**WORK TASK:** Extract all lines that hold "Drop" from the records below.

── RECORDS TO PROCESS

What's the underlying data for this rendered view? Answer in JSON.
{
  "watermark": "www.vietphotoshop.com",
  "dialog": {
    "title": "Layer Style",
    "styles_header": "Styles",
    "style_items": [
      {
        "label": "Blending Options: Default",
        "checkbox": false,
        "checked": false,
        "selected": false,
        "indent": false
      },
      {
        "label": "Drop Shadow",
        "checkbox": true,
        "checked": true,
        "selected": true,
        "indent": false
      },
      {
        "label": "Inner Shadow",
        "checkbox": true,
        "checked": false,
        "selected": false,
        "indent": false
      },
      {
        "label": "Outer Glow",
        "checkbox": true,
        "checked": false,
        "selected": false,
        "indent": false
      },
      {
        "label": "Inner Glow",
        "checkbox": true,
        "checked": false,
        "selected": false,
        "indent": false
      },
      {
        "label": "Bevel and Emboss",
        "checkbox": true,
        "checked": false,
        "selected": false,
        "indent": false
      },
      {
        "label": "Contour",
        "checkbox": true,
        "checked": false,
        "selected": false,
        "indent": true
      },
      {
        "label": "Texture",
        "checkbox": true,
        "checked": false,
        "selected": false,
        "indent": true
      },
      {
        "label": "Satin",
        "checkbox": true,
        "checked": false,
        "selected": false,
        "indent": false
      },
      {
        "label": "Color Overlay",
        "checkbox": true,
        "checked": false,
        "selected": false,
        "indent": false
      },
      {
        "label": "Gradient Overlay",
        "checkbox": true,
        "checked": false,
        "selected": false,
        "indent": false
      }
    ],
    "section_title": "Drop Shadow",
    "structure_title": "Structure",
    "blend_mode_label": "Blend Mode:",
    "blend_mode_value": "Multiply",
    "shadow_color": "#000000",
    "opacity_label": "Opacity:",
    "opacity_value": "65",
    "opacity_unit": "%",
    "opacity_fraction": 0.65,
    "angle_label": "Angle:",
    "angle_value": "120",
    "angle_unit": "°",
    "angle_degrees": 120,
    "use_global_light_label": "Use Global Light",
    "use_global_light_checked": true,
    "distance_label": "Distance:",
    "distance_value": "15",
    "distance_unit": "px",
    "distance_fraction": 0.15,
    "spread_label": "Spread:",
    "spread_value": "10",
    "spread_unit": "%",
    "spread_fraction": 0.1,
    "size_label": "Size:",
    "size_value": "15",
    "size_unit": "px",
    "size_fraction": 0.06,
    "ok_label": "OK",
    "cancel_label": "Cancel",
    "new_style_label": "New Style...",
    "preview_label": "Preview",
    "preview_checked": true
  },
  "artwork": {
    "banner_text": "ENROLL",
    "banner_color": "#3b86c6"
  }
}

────

**RESPONSE TO THIS EXERCISE:**
        "label": "Drop Shadow",
    "section_title": "Drop Shadow",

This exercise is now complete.